And I saw the shining lights of a 7-Eleven, that 24-hour beacon of hope in even the most obscure of Japanese towns. There I could ask for directions to a karaoke place or internet cafe to crash in for a few hours; he pulled out the map and showed me I’d gone flying past Kyoto and was round the other side of Japan’s biggest lake, Lake Biwa, in Shiga prefecture.
He also explained that the nearest karaoke places and so on were in the next town back towards Kyoto, a place called Hikone.
So that became my mission; get to Hikone, get an overnight deal in a karaoke room for a few hours’ kip, and get the first train to Kyoto.
Unfortunately in the store I’d also realised I hardly had any money – just about enough for a karaoke room and the train, but not for a taxi to Hikone (and I didn’t have my ATM card or any money yet in my Japanese account).
There was a policeman out front of the store, so I checked with him the correct road for Hikone and how long it would take to walk.
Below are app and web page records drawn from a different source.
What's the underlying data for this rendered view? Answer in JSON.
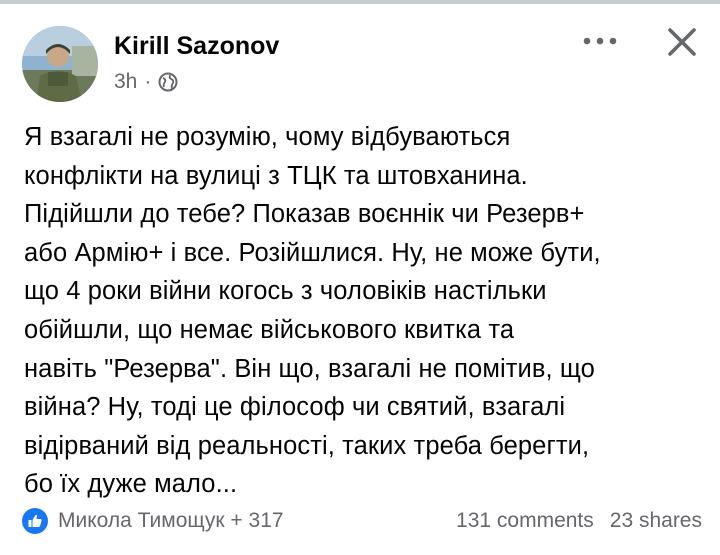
{
  "post": {
    "author": "Kirill Sazonov",
    "time": "3h",
    "separator": "·",
    "lines": [
      "Я взагалі не розумію, чому відбуваються",
      "конфлікти на вулиці з ТЦК та штовханина.",
      "Підійшли до тебе? Показав воєннік чи Резерв+",
      "або Армію+ і все. Розійшлися. Ну, не може бути,",
      "що 4 роки війни когось з чоловіків настільки",
      "обійшли, що немає військового квитка та",
      "навіть \"Резерва\". Він що, взагалі не помітив, що",
      "війна? Ну, тоді це філософ чи святий, взагалі",
      "відірваний від реальності, таких треба берегти,",
      "бо їх дуже мало..."
    ]
  },
  "footer": {
    "reactors": "Микола Тимощук + 317",
    "comments": "131 comments",
    "shares": "23 shares"
  },
  "icons": {
    "globe": "globe-icon",
    "more": "more-horizontal-icon",
    "close": "close-icon",
    "like": "like-icon"
  },
  "colors": {
    "accent": "#1877f2",
    "secondary_text": "#65676b",
    "primary_text": "#050505"
  }
}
He laughed at the question, but reckoned it’d be about 45 minutes.
So I marched off through this chilly spring night past fields of rice paddies under a bright moon, listening to the croakings of an army of frogs, cursing my idiocy, and copping regular facefulls of spider’s webs. That policeman was full of shit! He’d clearly never walked it, and even though I shook off my drunken legs and got my march on it still took about two hours; on and on I walked, laughing at myself, cursing myself, and occasionally appreciating the moonlit countryside and the orchestra of frogs, and finally arrived in Hikone.
By that point there were only a couple of hours left to kill before the train, so the money I’d earmarked for a karaoke room was instead spent on some food and a hot drink from another 7-Eleven, and I slept on a bench for an hour outside the station until it opened up for the first train.
And so, finally, tired and hungover, I was on the train heading back to Kyoto… it gradually filled up, picking up more and more passengers at each town along the line, a horde of grey-faced grey-suited salarymen on their way to a new week of grind, early morning commuters heading from their homes in Shiga to the office in Kyoto or Osaka – a daily routine I was glad wasn’t mine (it was Monday morning and I had Sundays & Mondays off), and I wouldn’t have swapped places with them even in my shattered, post-drunken, thoroughly disheveled state. They were starting another long week of commuting and working, while I was on my way to crawl into the blessed sanctuary of my futon, utterly knackered, but one lesson the wiser – that lesson being, avoid drunk sleeping on the train in Japan!
And I never did so again – whenever I was drunk on the train after that, I always stood by the doors! Though it proved not to be the last of my misadventures on Japan’s railways…
Have you ever fallen asleep on the train in Japan? Where did you end up?
For more posts on Japan, click here
For my Japan snowboarding guide, click here
For my Japan overland travel guide, click here